Food Cost – 5 Simple Do’s and Don’ts

Posted by | April 09, 2013 | IPG News | No Comments

Food Cost Management advice as outlined by Donal Ballance of Manage for Profit.


  1. Do be meticulous about checking deliveries – if you know that what you’ve paid for actually reached your kitchen, it makes your employees uniquely accountable for any losses or shrinkage.
  2. Do calculate the center-plate cost of each item on your menu and express it as a percentage of its selling price. Then apply a typical week’s sales mix to find out your approximate theoretical food cost – this allows you to  see whether you have an issue with pricing, discounting, menu mix or ingredient cost and to make changes accordingly. Understanding where the issues are make for constructive discussion and planning.
  3. Do carry out monthly or periodic inventory to coincide with the bookkeeping cycle. Compare the numbers that are produced by your bookkeeper and your kitchen management with the theoretical food cost and investigate the ‘gap’. While it’s relatively easy to manage the absolute food cost number, it’s much more difficult to control the ‘gap’, but it’s the size of the ‘gap’ that determines whether management is being effective.
  4. Do keep a simple record of food wastage – over-production, mistakes etc. – as part of indentifying the ‘gap’, have the kitchen team work to reducing the value of this each week.
  5. Do create a culture of using up any and every bit of food in the kitchen – freezer inventory, over-production, close to use-by etc. If you offer bar appetizers or an appetizer happy hour, keep the menu flexible and inexpensive. It is better to get some revenue for this food than to throw it out or let it burn in a freezer until its thrown out.

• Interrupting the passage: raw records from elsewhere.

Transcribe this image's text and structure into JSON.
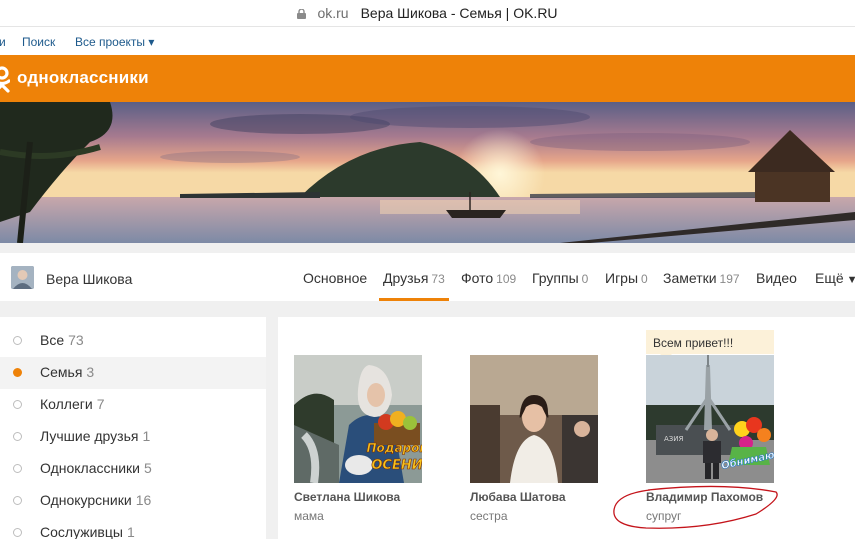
{
  "browser": {
    "domain": "ok.ru",
    "title": "Вера Шикова - Семья | OK.RU"
  },
  "top_links": {
    "cut_left": "и",
    "search": "Поиск",
    "all_projects": "Все проекты ▾"
  },
  "header": {
    "logo_text": "одноклассники",
    "color": "#ee8208"
  },
  "profile": {
    "name": "Вера Шикова"
  },
  "tabs": [
    {
      "label": "Основное",
      "count": ""
    },
    {
      "label": "Друзья",
      "count": "73"
    },
    {
      "label": "Фото",
      "count": "109"
    },
    {
      "label": "Группы",
      "count": "0"
    },
    {
      "label": "Игры",
      "count": "0"
    },
    {
      "label": "Заметки",
      "count": "197"
    },
    {
      "label": "Видео",
      "count": ""
    },
    {
      "label": "Ещё",
      "count": ""
    }
  ],
  "active_tab": "Друзья",
  "sidebar": [
    {
      "label": "Все",
      "count": "73"
    },
    {
      "label": "Семья",
      "count": "3"
    },
    {
      "label": "Коллеги",
      "count": "7"
    },
    {
      "label": "Лучшие друзья",
      "count": "1"
    },
    {
      "label": "Одноклассники",
      "count": "5"
    },
    {
      "label": "Однокурсники",
      "count": "16"
    },
    {
      "label": "Сослуживцы",
      "count": "1"
    }
  ],
  "active_sidebar": "Семья",
  "friends": [
    {
      "name": "Светлана Шикова",
      "relation": "мама",
      "sticker": [
        "Подарок",
        "ОСЕНИ"
      ]
    },
    {
      "name": "Любава Шатова",
      "relation": "сестра"
    },
    {
      "name": "Владимир Пахомов",
      "relation": "супруг",
      "status": "Всем привет!!!",
      "photo_sign": "АЗИЯ",
      "sticker": "Обнимаю!"
    }
  ],
  "annotation_color": "#c4141b"
}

  1. Don’t demand an instant food cost reduction from your kitchen management. You run the risk that they will immediately look to portion size, ingredient cost or price increase to resolve the problem – all three of which will directly and negatively affect your guest.
  2. Don’t expect instant results from trying to improve food cost. It’s a planned journey with a route map and milestones that tell you how well you are doing.
  3. Don’t implement lots of paperwork for your kitchen management or you will end up in a bureaucratic mess. Understand what the issues are (see the do’s) and take practical, operational actions to resolve them.
  4. Don’t use as your guide any food cost number other than the one generated by your bookkeeper/accounting package each month or period. Have your periodic management-generated kitchen inventory used only to provide opening and closing inventory valuations and have those counts independently validated.
  5. Don’t allow discussions with your kitchen management to focus on any one issue as a way of resolving food cost challenges. Truly, managing food cost is about understanding five components – plate cost, menu pricing, menu mix, waste management and portion consistency – and about managing each of them efficiently.
Share with your friends